This is not just an issue on the doorsteps of Old Bexley and Sidcup. Apparently, Conservative MPs are getting more and more irate over the government’s failure to stop small boats from crossing the Channel. It’s not good news for home secretary Priti Patel, who can’t be thrilled that cabinet office minister Steve Barclay has been charged with a cross-government review.

The figures are stark: the number of people crossing has tripled since 2020 with 25,000 people making the crossing this year. Now Patel is being subjected to the same sort of anonymous, snarky criticism as Johnson. In the Commons, Sir Edward Leigh described the situation as a “national emergency”, saying the government had “lost control” of the number of people crossing the Channel. The criticism over this crisis may not be enough to sink Johnson but it certainly adds to the political storm.

Social care cap

This week, MPs narrowly backed the social care cap for England, including an amendment that basically means poorer people stand to pay more than wealthier individuals and might even have to sell their homes to cover their care costs. But members of the House of Lords have threatened to send the bill back to the Commons.

That could be a problem in the New Year because the bill only passed the Commons with a slim majority of 26: 19 Conservative MPs voted against while the BBC said another 28 defied government orders and abstained, including former health secretary Jeremy Hunt who said the plans for calculating the cap were “not as generous as people like me wanted”.

Several influential peers have said they will try to amend the bill and send it back to the Commons, which will probably not happen until next March. Still, not quite the fresh start Johnson might hope for in 2022.


As a wave of rising cases rushes across Europe, some health experts in the UK are already sounding very un-boosterish warnings about the need for extra precautions to prevent a similar situation here. Already, in Northern Ireland, people have been urged to work from home where possible, limit their social contacts and wear face coverings indoors.

Health secretary Sajid Javid said this weekend that while there was no room for complacency, further measures were not needed in England. He claimed the booster jab programme was key to keeping infections down and hoped people would be able to spend Christmas together. With everything else going on, the last thing Johnson needs now is to cancel Christmas. Again.

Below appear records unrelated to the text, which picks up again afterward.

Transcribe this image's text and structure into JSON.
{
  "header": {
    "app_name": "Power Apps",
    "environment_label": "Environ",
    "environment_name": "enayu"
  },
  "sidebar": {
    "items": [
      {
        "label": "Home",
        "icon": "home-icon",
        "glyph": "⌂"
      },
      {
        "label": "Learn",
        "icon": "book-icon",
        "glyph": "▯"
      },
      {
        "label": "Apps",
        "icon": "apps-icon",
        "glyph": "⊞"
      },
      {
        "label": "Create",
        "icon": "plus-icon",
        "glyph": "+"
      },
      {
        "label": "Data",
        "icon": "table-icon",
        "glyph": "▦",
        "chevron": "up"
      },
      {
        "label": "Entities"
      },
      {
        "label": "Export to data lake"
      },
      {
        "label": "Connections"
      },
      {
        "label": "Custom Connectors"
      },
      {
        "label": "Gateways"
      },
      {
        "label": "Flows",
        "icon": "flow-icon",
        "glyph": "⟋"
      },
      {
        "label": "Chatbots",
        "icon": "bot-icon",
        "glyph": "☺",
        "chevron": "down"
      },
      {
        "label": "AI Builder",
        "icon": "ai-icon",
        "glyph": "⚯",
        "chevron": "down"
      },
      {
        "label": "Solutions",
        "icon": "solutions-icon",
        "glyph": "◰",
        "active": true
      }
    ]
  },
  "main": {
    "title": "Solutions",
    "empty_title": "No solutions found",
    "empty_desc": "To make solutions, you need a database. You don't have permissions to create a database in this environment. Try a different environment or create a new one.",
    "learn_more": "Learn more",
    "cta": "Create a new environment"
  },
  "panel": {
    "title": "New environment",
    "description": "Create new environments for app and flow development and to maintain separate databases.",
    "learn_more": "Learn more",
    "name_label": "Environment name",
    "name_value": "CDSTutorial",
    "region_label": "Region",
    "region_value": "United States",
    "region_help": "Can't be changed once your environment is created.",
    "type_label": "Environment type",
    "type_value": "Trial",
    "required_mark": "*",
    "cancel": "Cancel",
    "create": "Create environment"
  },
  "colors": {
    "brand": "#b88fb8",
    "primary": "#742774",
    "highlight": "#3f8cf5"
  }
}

Hello. It looks like you’re using an ad blocker that may prevent our website from working properly. To receive the best experience possible, please make sure any ad blockers are switched off, or add to your trusted sites, and refresh the page.

If you have any questions or need help you can email us.